* What the exercise asks *
Return the listing beneath precisely, with every line intact.
----------------------------------------
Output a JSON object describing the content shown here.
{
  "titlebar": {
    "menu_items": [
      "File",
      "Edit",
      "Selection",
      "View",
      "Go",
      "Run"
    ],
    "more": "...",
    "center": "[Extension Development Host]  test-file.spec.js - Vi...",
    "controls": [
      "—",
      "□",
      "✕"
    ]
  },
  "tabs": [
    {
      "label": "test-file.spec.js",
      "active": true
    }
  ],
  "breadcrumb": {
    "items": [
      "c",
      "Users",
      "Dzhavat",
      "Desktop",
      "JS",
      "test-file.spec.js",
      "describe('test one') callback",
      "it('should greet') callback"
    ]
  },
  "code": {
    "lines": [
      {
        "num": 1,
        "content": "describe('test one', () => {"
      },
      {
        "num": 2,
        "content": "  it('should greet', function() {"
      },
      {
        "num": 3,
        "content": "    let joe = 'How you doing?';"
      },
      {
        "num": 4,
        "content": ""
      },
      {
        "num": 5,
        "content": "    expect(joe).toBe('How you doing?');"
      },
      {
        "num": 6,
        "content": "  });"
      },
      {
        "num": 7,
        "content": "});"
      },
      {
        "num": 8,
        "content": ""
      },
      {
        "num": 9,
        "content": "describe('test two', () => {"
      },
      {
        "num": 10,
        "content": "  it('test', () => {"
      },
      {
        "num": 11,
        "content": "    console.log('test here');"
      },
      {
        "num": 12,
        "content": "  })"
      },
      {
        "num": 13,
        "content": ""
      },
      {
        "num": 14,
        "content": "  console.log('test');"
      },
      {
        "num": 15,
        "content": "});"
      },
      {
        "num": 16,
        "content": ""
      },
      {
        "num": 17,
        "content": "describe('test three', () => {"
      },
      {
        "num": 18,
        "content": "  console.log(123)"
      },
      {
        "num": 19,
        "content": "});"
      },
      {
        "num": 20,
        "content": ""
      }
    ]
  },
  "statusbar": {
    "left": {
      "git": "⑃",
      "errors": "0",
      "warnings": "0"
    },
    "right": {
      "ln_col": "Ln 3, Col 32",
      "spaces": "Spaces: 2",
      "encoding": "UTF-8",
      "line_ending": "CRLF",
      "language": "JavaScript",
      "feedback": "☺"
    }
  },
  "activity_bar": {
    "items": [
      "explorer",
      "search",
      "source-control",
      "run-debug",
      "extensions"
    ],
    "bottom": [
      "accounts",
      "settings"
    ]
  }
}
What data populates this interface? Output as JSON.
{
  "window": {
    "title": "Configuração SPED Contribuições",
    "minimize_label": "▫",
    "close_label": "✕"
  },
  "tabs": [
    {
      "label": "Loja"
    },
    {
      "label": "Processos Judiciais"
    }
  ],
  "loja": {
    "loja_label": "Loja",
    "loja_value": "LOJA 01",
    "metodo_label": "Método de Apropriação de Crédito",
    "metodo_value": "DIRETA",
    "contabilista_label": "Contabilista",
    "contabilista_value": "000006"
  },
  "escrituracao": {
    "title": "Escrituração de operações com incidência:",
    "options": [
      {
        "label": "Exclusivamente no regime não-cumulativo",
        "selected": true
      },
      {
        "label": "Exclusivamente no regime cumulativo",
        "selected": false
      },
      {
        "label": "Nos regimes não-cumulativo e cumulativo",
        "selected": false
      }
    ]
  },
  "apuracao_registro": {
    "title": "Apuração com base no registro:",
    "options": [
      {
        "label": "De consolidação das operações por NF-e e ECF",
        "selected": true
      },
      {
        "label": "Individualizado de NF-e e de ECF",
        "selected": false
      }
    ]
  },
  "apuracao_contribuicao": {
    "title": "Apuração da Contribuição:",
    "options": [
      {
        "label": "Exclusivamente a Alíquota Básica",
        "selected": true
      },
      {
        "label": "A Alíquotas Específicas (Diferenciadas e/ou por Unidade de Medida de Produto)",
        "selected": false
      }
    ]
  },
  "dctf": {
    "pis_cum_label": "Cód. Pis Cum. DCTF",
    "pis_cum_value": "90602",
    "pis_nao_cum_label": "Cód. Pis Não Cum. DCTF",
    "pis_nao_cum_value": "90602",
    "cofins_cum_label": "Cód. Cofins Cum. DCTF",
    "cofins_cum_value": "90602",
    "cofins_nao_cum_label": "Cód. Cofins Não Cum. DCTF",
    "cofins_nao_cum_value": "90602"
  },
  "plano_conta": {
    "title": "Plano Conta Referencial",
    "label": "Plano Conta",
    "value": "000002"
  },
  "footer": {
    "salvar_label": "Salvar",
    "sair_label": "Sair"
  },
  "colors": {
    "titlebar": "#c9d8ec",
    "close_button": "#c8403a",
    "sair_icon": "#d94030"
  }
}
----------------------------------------
* Answer to the problem *
Output a JSON object describing the content shown here.
{
  "titlebar": {
    "menu_items": [
      "File",
      "Edit",
      "Selection",
      "View",
      "Go",
      "Run"
    ],
    "more": "...",
    "center": "[Extension Development Host]  test-file.spec.js - Vi...",
    "controls": [
      "—",
      "□",
      "✕"
    ]
  },
  "tabs": [
    {
      "label": "test-file.spec.js",
      "active": true
    }
  ],
  "breadcrumb": {
    "items": [
      "c",
      "Users",
      "Dzhavat",
      "Desktop",
      "JS",
      "test-file.spec.js",
      "describe('test one') callback",
      "it('should greet') callback"
    ]
  },
  "code": {
    "lines": [
      {
        "num": 1,
        "content": "describe('test one', () => {"
      },
      {
        "num": 2,
        "content": "  it('should greet', function() {"
      },
      {
        "num": 3,
        "content": "    let joe = 'How you doing?';"
      },
      {
        "num": 4,
        "content": ""
      },
      {
        "num": 5,
        "content": "    expect(joe).toBe('How you doing?');"
      },
      {
        "num": 6,
        "content": "  });"
      },
      {
        "num": 7,
        "content": "});"
      },
      {
        "num": 8,
        "content": ""
      },
      {
        "num": 9,
        "content": "describe('test two', () => {"
      },
      {
        "num": 10,
        "content": "  it('test', () => {"
      },
      {
        "num": 11,
        "content": "    console.log('test here');"
      },
      {
        "num": 12,
        "content": "  })"
      },
      {
        "num": 13,
        "content": ""
      },
      {
        "num": 14,
        "content": "  console.log('test');"
      },
      {
        "num": 15,
        "content": "});"
      },
      {
        "num": 16,
        "content": ""
      },
      {
        "num": 17,
        "content": "describe('test three', () => {"
      },
      {
        "num": 18,
        "content": "  console.log(123)"
      },
      {
        "num": 19,
        "content": "});"
      },
      {
        "num": 20,
        "content": ""
      }
    ]
  },
  "statusbar": {
    "left": {
      "git": "⑃",
      "errors": "0",
      "warnings": "0"
    },
    "right": {
      "ln_col": "Ln 3, Col 32",
      "spaces": "Spaces: 2",
      "encoding": "UTF-8",
      "line_ending": "CRLF",
      "language": "JavaScript",
      "feedback": "☺"
    }
  },
  "activity_bar": {
    "items": [
      "explorer",
      "search",
      "source-control",
      "run-debug",
      "extensions"
    ],
    "bottom": [
      "accounts",
      "settings"
    ]
  }
}
What data populates this interface? Output as JSON.
{
  "window": {
    "title": "Configuração SPED Contribuições",
    "minimize_label": "▫",
    "close_label": "✕"
  },
  "tabs": [
    {
      "label": "Loja"
    },
    {
      "label": "Processos Judiciais"
    }
  ],
  "loja": {
    "loja_label": "Loja",
    "loja_value": "LOJA 01",
    "metodo_label": "Método de Apropriação de Crédito",
    "metodo_value": "DIRETA",
    "contabilista_label": "Contabilista",
    "contabilista_value": "000006"
  },
  "escrituracao": {
    "title": "Escrituração de operações com incidência:",
    "options": [
      {
        "label": "Exclusivamente no regime não-cumulativo",
        "selected": true
      },
      {
        "label": "Exclusivamente no regime cumulativo",
        "selected": false
      },
      {
        "label": "Nos regimes não-cumulativo e cumulativo",
        "selected": false
      }
    ]
  },
  "apuracao_registro": {
    "title": "Apuração com base no registro:",
    "options": [
      {
        "label": "De consolidação das operações por NF-e e ECF",
        "selected": true
      },
      {
        "label": "Individualizado de NF-e e de ECF",
        "selected": false
      }
    ]
  },
  "apuracao_contribuicao": {
    "title": "Apuração da Contribuição:",
    "options": [
      {
        "label": "Exclusivamente a Alíquota Básica",
        "selected": true
      },
      {
        "label": "A Alíquotas Específicas (Diferenciadas e/ou por Unidade de Medida de Produto)",
        "selected": false
      }
    ]
  },
  "dctf": {
    "pis_cum_label": "Cód. Pis Cum. DCTF",
    "pis_cum_value": "90602",
    "pis_nao_cum_label": "Cód. Pis Não Cum. DCTF",
    "pis_nao_cum_value": "90602",
    "cofins_cum_label": "Cód. Cofins Cum. DCTF",
    "cofins_cum_value": "90602",
    "cofins_nao_cum_label": "Cód. Cofins Não Cum. DCTF",
    "cofins_nao_cum_value": "90602"
  },
  "plano_conta": {
    "title": "Plano Conta Referencial",
    "label": "Plano Conta",
    "value": "000002"
  },
  "footer": {
    "salvar_label": "Salvar",
    "sair_label": "Sair"
  },
  "colors": {
    "titlebar": "#c9d8ec",
    "close_button": "#c8403a",
    "sair_icon": "#d94030"
  }
}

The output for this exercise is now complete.